**WORK REQUEST:** Exactly reproduce each line of the listing that follows.

**INFORMATION PROVIDED:**
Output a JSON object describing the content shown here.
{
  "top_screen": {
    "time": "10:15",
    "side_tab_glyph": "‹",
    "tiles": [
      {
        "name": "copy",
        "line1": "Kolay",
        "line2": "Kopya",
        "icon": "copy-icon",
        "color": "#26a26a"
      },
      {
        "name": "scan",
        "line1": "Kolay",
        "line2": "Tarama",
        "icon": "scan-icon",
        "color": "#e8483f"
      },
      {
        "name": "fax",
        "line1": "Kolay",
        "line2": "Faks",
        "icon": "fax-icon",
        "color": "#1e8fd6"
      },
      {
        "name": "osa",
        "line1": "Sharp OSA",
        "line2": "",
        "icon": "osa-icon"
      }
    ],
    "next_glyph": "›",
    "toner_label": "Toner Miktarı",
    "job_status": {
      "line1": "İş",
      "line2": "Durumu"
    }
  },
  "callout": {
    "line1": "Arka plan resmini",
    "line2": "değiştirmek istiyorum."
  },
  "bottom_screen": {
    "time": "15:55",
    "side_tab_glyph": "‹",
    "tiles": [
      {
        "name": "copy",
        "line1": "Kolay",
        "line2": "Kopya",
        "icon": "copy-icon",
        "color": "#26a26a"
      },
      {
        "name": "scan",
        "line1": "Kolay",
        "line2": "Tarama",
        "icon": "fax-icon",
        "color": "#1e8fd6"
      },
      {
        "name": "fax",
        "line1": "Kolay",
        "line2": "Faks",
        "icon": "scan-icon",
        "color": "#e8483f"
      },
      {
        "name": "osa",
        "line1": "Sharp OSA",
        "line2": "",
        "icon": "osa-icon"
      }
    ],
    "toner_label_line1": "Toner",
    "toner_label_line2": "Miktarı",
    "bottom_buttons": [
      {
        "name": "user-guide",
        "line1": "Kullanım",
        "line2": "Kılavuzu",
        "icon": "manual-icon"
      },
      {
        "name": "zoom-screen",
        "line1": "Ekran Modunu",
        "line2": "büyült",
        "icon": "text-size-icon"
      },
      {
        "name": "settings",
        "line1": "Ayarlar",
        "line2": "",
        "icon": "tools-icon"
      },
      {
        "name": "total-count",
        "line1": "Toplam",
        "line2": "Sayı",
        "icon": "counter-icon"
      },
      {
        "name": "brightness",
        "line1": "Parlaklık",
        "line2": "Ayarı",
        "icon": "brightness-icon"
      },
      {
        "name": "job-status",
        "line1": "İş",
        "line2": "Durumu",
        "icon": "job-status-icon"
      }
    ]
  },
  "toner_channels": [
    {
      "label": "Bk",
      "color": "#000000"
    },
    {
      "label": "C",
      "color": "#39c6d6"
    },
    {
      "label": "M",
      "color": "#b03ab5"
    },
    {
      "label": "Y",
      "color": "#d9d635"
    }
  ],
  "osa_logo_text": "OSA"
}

**RESPONSE FOR THIS EXERCISE:**
Output a JSON object describing the content shown here.
{
  "top_screen": {
    "time": "10:15",
    "side_tab_glyph": "‹",
    "tiles": [
      {
        "name": "copy",
        "line1": "Kolay",
        "line2": "Kopya",
        "icon": "copy-icon",
        "color": "#26a26a"
      },
      {
        "name": "scan",
        "line1": "Kolay",
        "line2": "Tarama",
        "icon": "scan-icon",
        "color": "#e8483f"
      },
      {
        "name": "fax",
        "line1": "Kolay",
        "line2": "Faks",
        "icon": "fax-icon",
        "color": "#1e8fd6"
      },
      {
        "name": "osa",
        "line1": "Sharp OSA",
        "line2": "",
        "icon": "osa-icon"
      }
    ],
    "next_glyph": "›",
    "toner_label": "Toner Miktarı",
    "job_status": {
      "line1": "İş",
      "line2": "Durumu"
    }
  },
  "callout": {
    "line1": "Arka plan resmini",
    "line2": "değiştirmek istiyorum."
  },
  "bottom_screen": {
    "time": "15:55",
    "side_tab_glyph": "‹",
    "tiles": [
      {
        "name": "copy",
        "line1": "Kolay",
        "line2": "Kopya",
        "icon": "copy-icon",
        "color": "#26a26a"
      },
      {
        "name": "scan",
        "line1": "Kolay",
        "line2": "Tarama",
        "icon": "fax-icon",
        "color": "#1e8fd6"
      },
      {
        "name": "fax",
        "line1": "Kolay",
        "line2": "Faks",
        "icon": "scan-icon",
        "color": "#e8483f"
      },
      {
        "name": "osa",
        "line1": "Sharp OSA",
        "line2": "",
        "icon": "osa-icon"
      }
    ],
    "toner_label_line1": "Toner",
    "toner_label_line2": "Miktarı",
    "bottom_buttons": [
      {
        "name": "user-guide",
        "line1": "Kullanım",
        "line2": "Kılavuzu",
        "icon": "manual-icon"
      },
      {
        "name": "zoom-screen",
        "line1": "Ekran Modunu",
        "line2": "büyült",
        "icon": "text-size-icon"
      },
      {
        "name": "settings",
        "line1": "Ayarlar",
        "line2": "",
        "icon": "tools-icon"
      },
      {
        "name": "total-count",
        "line1": "Toplam",
        "line2": "Sayı",
        "icon": "counter-icon"
      },
      {
        "name": "brightness",
        "line1": "Parlaklık",
        "line2": "Ayarı",
        "icon": "brightness-icon"
      },
      {
        "name": "job-status",
        "line1": "İş",
        "line2": "Durumu",
        "icon": "job-status-icon"
      }
    ]
  },
  "toner_channels": [
    {
      "label": "Bk",
      "color": "#000000"
    },
    {
      "label": "C",
      "color": "#39c6d6"
    },
    {
      "label": "M",
      "color": "#b03ab5"
    },
    {
      "label": "Y",
      "color": "#d9d635"
    }
  ],
  "osa_logo_text": "OSA"
}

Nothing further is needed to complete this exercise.